» Task brief: Scan the listing below for lines with the word "Priorities". Report how many there are, as a number alone.
__________________________________________________
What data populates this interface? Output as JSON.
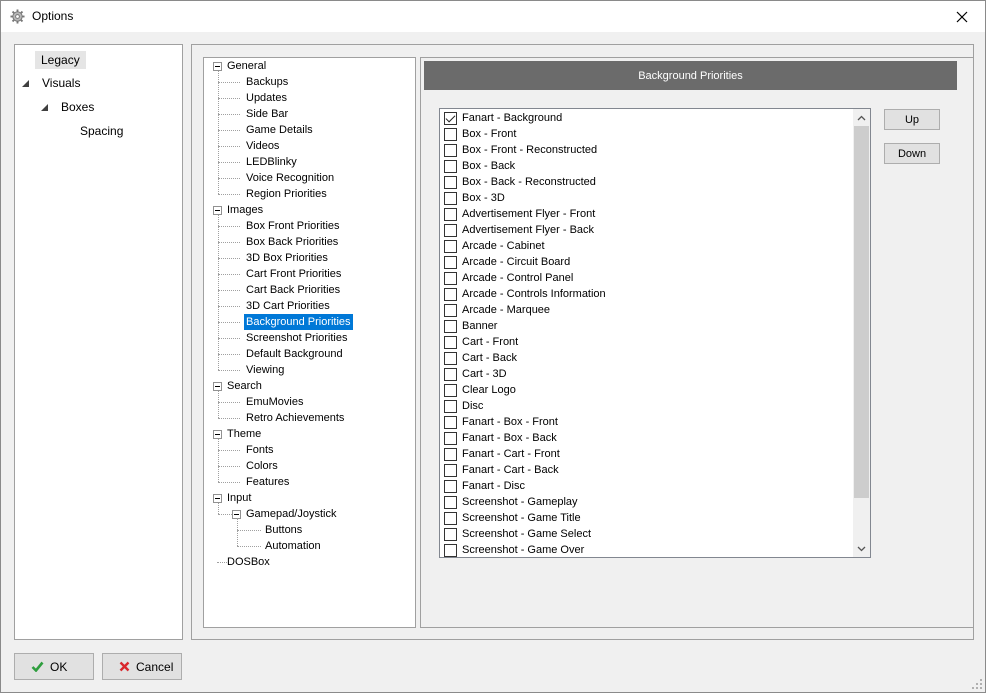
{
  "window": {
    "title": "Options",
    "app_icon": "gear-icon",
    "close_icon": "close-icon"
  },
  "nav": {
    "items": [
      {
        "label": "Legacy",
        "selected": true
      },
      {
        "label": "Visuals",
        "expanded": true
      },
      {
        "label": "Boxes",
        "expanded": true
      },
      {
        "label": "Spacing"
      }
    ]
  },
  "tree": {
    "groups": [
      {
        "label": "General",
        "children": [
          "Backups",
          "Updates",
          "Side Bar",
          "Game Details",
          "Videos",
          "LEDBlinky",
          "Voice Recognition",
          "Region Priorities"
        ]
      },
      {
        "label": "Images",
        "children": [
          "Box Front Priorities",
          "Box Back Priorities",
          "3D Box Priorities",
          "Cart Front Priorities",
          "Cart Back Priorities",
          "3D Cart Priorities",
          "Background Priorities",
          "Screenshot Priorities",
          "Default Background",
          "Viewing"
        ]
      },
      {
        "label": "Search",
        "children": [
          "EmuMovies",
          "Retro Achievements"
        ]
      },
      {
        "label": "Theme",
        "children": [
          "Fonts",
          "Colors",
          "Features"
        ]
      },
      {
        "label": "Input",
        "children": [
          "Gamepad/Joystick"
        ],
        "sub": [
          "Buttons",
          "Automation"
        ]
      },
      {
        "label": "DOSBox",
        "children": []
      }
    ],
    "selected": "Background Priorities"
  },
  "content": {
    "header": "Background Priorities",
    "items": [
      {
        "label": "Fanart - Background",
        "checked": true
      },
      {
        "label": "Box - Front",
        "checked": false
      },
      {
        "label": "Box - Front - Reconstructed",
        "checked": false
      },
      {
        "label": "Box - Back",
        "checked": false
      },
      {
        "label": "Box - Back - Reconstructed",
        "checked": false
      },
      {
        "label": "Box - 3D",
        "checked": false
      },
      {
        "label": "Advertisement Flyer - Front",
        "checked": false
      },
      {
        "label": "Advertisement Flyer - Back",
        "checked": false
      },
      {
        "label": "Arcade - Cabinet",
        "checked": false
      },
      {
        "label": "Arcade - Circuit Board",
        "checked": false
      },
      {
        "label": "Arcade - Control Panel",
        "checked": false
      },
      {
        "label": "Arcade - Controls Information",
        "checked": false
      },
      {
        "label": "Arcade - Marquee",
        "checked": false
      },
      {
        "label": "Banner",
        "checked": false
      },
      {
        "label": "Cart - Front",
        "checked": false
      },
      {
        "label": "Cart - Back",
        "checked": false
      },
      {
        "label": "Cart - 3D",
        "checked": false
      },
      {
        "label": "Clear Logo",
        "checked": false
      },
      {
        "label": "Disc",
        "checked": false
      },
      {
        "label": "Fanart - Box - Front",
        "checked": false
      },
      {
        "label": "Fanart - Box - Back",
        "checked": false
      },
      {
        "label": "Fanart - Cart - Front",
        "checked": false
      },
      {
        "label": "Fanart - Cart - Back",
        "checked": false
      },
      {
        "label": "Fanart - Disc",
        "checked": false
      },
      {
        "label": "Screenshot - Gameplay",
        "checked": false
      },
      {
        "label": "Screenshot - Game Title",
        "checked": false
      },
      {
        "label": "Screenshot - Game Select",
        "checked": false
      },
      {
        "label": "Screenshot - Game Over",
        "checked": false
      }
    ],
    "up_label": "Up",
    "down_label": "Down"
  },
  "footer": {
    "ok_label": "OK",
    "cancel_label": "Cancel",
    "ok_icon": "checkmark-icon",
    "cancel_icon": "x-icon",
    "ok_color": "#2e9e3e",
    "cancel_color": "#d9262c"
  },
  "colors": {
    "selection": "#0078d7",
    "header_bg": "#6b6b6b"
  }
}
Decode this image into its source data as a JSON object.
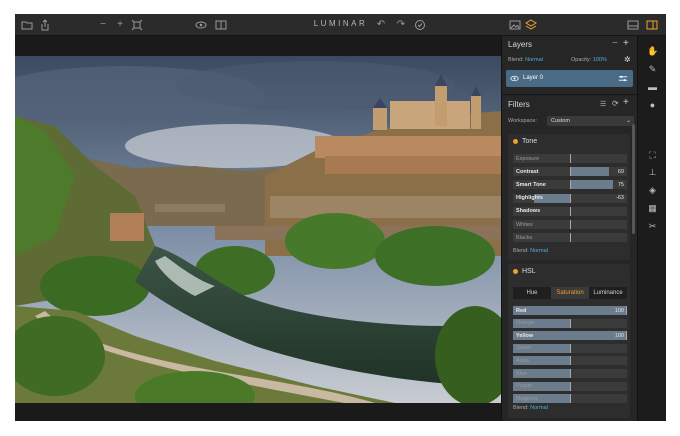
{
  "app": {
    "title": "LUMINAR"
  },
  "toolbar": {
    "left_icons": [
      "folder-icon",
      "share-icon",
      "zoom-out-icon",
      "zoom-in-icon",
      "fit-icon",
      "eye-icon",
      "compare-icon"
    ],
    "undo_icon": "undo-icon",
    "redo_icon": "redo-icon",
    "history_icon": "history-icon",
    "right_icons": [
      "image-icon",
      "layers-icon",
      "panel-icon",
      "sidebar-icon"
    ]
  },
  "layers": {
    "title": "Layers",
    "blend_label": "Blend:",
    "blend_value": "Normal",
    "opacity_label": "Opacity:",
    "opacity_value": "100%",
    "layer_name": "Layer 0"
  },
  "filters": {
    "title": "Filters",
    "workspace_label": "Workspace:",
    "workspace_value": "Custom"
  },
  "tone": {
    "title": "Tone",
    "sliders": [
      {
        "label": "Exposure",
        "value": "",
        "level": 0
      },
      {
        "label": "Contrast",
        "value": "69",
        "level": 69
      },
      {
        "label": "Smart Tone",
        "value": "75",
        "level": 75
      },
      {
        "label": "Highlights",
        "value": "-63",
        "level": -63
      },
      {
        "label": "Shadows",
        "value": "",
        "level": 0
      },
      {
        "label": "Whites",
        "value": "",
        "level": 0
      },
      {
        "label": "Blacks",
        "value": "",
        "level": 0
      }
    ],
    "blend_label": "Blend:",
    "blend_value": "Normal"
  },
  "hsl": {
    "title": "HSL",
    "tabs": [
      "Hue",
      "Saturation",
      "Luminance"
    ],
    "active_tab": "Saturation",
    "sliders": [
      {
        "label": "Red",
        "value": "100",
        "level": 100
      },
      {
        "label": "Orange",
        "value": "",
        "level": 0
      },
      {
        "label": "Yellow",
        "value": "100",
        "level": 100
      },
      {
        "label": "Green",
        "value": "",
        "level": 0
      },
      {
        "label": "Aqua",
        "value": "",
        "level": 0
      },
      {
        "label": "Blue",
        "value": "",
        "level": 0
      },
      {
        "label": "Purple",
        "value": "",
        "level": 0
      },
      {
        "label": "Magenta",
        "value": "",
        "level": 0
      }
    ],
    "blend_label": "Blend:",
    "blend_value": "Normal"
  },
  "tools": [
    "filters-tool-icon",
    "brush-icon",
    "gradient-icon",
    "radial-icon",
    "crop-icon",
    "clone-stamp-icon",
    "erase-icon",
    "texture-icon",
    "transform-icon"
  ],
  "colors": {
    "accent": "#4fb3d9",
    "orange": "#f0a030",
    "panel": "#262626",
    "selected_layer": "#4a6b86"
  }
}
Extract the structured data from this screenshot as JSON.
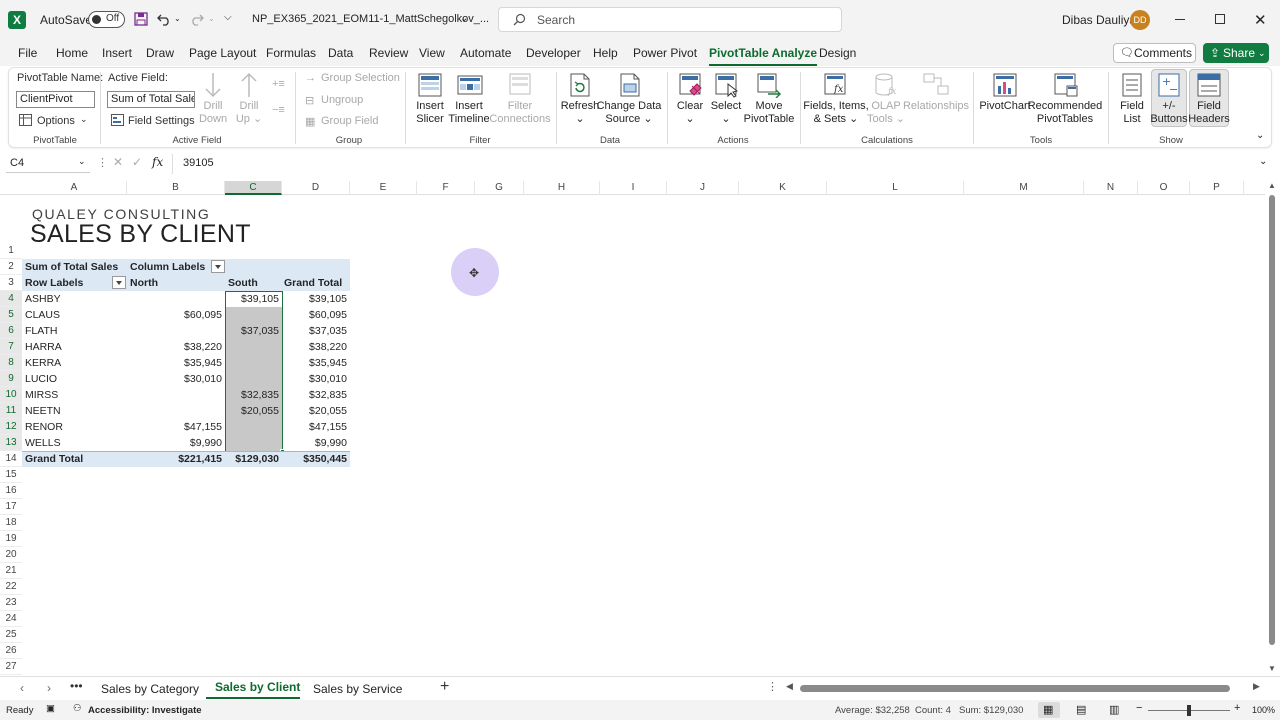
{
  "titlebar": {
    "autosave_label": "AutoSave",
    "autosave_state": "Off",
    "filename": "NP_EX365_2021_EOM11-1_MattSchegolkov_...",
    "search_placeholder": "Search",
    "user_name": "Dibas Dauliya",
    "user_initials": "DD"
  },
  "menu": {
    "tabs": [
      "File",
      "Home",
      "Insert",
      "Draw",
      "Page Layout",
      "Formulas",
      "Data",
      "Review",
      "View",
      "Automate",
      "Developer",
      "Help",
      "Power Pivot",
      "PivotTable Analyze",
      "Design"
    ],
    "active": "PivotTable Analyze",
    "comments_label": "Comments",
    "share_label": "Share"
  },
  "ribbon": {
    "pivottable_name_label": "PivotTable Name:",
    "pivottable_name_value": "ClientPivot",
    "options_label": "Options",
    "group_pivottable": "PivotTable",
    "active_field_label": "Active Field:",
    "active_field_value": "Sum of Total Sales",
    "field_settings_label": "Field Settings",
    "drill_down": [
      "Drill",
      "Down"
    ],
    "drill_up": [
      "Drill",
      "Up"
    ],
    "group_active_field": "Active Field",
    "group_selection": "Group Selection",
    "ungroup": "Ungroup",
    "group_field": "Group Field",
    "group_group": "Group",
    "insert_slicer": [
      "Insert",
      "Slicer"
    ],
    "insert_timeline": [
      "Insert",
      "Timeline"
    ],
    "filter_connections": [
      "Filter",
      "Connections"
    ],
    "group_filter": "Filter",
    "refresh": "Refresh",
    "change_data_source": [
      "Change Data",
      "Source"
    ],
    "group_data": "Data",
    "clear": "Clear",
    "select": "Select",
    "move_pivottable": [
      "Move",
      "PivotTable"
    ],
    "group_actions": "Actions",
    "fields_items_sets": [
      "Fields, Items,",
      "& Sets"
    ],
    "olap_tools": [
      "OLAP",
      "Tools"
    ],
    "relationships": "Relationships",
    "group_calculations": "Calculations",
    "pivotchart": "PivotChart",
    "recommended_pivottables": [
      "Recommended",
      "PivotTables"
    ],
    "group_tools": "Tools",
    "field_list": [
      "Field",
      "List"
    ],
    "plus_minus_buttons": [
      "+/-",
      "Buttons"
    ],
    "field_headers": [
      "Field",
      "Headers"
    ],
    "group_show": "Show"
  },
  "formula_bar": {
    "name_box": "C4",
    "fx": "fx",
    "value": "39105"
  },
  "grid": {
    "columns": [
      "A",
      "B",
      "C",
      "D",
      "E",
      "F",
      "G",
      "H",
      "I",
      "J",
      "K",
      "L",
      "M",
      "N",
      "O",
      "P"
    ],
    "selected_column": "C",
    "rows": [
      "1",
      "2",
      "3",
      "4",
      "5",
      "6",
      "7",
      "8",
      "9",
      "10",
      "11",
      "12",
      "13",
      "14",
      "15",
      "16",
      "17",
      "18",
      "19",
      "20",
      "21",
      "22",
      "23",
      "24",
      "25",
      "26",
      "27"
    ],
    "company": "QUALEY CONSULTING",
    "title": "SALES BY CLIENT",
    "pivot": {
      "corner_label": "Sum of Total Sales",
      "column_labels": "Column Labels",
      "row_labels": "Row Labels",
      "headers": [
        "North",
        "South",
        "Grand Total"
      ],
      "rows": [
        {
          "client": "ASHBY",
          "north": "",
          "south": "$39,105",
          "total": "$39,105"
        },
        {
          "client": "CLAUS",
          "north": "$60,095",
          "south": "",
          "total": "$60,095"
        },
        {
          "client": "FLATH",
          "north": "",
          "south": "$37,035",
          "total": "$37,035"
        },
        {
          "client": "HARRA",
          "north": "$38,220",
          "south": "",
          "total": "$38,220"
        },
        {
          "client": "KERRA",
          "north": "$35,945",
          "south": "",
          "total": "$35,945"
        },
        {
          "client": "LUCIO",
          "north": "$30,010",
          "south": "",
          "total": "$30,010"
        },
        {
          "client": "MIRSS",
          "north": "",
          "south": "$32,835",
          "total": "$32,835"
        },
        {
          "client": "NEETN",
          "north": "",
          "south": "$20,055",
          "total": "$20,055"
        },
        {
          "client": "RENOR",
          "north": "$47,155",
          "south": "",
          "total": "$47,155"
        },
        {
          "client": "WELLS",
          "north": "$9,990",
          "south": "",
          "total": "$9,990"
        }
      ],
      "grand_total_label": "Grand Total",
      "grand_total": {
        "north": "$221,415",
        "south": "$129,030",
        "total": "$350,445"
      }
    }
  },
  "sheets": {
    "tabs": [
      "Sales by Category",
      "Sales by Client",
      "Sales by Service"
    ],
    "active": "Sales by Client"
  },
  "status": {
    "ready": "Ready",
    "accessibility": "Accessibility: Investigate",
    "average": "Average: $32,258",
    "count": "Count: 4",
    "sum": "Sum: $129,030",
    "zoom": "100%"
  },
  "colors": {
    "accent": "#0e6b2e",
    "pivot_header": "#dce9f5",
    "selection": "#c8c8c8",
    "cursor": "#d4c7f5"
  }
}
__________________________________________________
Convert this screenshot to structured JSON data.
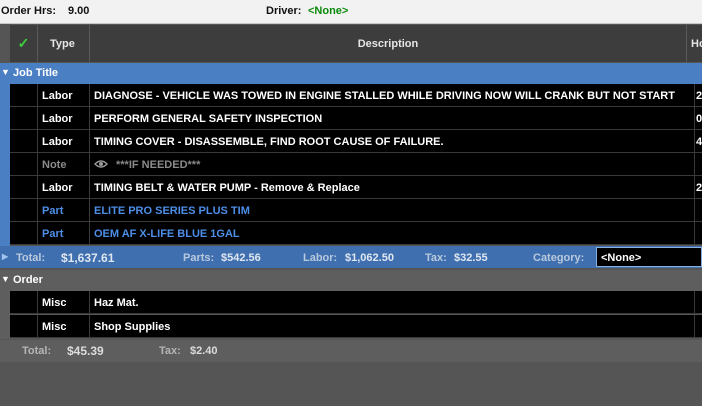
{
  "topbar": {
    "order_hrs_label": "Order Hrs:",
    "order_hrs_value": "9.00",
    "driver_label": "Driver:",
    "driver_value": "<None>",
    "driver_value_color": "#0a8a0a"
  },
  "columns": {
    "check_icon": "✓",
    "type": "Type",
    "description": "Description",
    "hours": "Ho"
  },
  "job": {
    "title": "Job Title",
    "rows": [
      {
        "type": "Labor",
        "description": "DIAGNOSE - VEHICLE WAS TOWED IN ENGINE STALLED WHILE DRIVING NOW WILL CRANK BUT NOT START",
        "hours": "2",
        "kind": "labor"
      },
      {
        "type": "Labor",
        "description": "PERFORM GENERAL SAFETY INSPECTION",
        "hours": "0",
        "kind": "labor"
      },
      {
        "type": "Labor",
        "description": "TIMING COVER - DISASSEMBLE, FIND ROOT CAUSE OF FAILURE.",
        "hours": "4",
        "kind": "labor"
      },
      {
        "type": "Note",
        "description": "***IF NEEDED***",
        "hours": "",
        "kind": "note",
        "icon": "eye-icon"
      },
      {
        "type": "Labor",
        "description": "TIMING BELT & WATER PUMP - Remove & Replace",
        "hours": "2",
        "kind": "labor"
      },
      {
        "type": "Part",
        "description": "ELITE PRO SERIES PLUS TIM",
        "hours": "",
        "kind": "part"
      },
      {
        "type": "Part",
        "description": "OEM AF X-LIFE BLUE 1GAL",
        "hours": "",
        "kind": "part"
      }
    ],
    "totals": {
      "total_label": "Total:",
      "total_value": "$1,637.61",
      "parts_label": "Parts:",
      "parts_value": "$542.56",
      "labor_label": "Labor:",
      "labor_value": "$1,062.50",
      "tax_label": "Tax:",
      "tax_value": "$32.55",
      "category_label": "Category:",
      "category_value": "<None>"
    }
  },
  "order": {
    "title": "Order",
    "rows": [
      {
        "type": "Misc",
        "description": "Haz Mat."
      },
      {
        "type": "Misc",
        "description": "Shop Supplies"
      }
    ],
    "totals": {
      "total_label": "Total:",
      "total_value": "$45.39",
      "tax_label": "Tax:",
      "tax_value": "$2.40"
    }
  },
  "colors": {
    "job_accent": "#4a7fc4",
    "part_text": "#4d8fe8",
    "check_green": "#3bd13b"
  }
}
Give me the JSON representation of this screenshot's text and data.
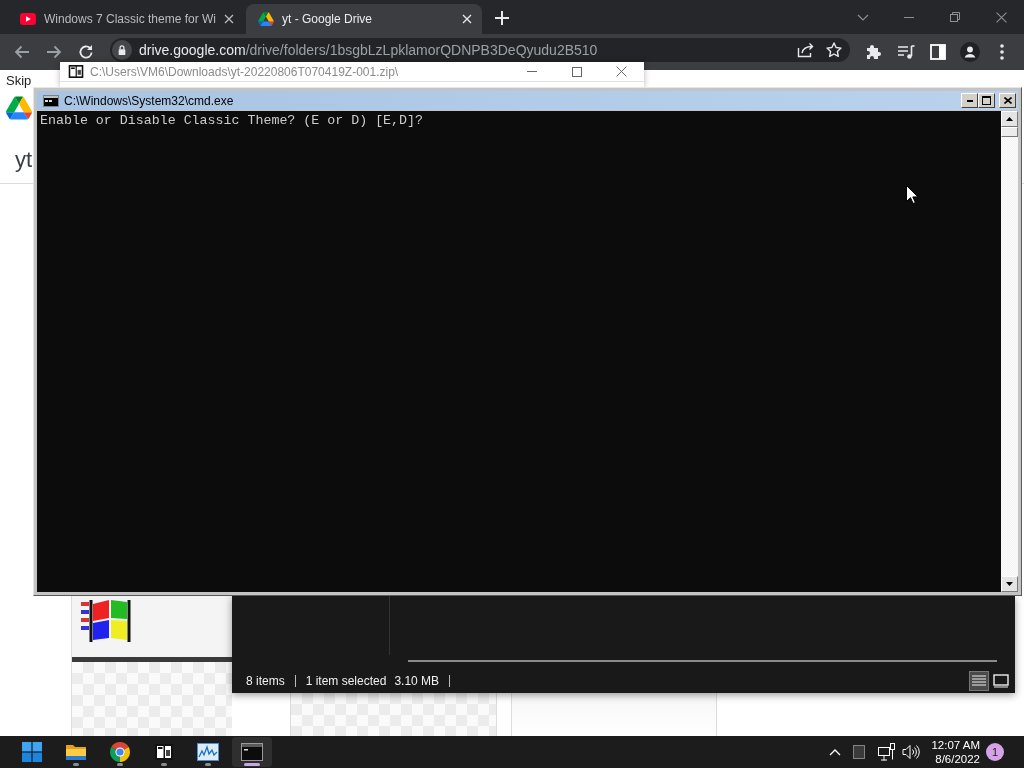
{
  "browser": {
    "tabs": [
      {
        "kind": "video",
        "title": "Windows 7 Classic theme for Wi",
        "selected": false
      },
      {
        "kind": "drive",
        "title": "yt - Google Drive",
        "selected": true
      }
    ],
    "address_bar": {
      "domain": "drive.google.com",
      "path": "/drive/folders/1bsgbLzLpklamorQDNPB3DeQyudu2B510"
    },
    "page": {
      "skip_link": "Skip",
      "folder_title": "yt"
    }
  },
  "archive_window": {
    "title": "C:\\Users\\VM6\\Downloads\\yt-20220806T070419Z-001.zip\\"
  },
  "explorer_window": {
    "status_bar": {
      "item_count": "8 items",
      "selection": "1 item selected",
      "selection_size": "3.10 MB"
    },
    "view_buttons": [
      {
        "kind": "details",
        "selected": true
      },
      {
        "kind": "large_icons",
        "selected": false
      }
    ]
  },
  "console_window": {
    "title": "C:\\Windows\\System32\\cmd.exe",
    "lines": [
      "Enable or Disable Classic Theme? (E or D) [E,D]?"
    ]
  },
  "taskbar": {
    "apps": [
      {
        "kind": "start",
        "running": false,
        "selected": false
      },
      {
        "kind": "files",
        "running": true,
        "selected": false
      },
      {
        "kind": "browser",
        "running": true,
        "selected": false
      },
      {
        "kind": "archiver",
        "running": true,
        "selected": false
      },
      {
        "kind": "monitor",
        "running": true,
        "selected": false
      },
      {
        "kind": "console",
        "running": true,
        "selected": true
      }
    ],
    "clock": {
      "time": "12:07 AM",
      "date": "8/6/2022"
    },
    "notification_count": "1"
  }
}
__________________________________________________
» Output for this task: 11